In medieval allegory Jonah's ordeal became symbolic of the three days which passed between Christ's death and resurrection, when he was believed to be in a dark place 'under the earth'.
Though whaling is now banned in many parts of the world, customs like these reflect past practice:
Before a whaling expedition, sprinkling ashes on the ice will dispel evil spirits and protect the whalers.
To celebrate a catch, a whaler's wife and children should dance within a circle made from the bones of a whale.
After a whale has been killed there must be three days of mourning, ending with a ritual return to the sea of any remaining flesh, so that both the spirit and the body of the animal may be reborn.
THE PELICAN OF CHARITY
In Christian symbolism the pelican is the bird of charity, a tradition that has arisen from a misinterpretation of both the creature and its behaviour. In some old bestiaries, the pelican was virtually interchangeable with the phoenix.

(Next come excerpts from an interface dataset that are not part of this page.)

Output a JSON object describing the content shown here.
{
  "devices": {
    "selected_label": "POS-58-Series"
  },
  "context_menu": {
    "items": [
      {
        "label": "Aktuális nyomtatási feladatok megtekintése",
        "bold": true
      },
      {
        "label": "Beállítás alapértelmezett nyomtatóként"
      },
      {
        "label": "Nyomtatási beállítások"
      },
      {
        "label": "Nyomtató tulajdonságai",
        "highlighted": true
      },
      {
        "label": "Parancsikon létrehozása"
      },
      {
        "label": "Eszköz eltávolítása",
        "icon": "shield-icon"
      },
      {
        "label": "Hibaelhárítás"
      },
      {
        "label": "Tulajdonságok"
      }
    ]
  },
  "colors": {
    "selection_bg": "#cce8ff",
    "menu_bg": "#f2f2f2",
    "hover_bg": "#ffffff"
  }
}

According to ancient lore the pelican pecks at its breast and makes itself bleed; it is this blood on which the chicks feed. A more embroidered tale relates that the female pelican, provoked to anger by her growing young, kills them. But three days later the father returns to the nest, covers the dead chicks with his wings, smites himself in the chest and pours his blood over them to bring them back to life.(Continues…)
Excerpted from "Nature's Way"

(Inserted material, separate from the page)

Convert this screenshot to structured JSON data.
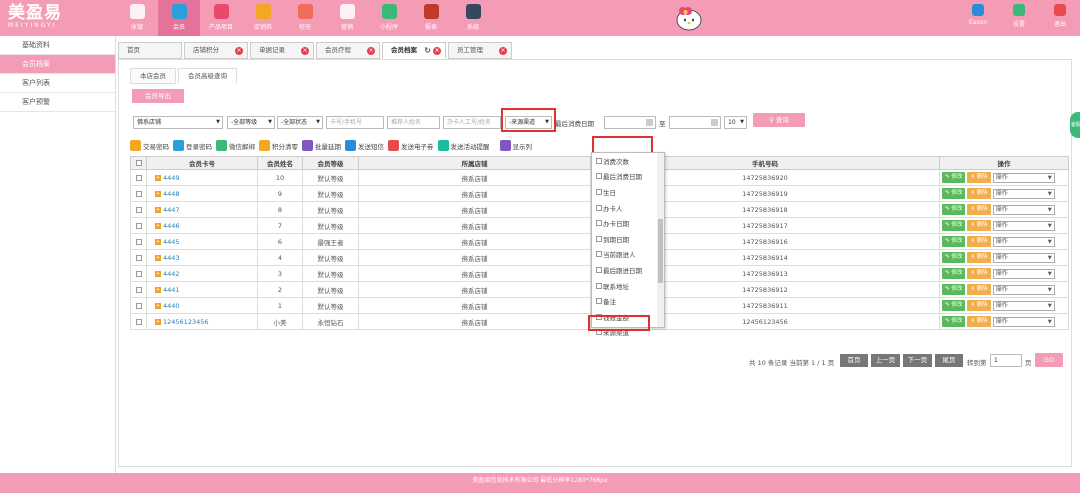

Copyright © 2006 David & Charles Limited.
Excerpted by permission of F+W Media, Inc..
All rights reserved. No part of this excerpt may be reproduced or reprinted without permission in writing from the publisher.
Excerpts are provided by Dial-A-Book Inc. solely for the personal use of visitors to this web site.
Table of Contents
Animal Ways, 9,
The Power of Plants, 61,
Healthy and Wise, 105,
Predictions and Superstitions, 151,
Of God, Spirits and Monsters, 205,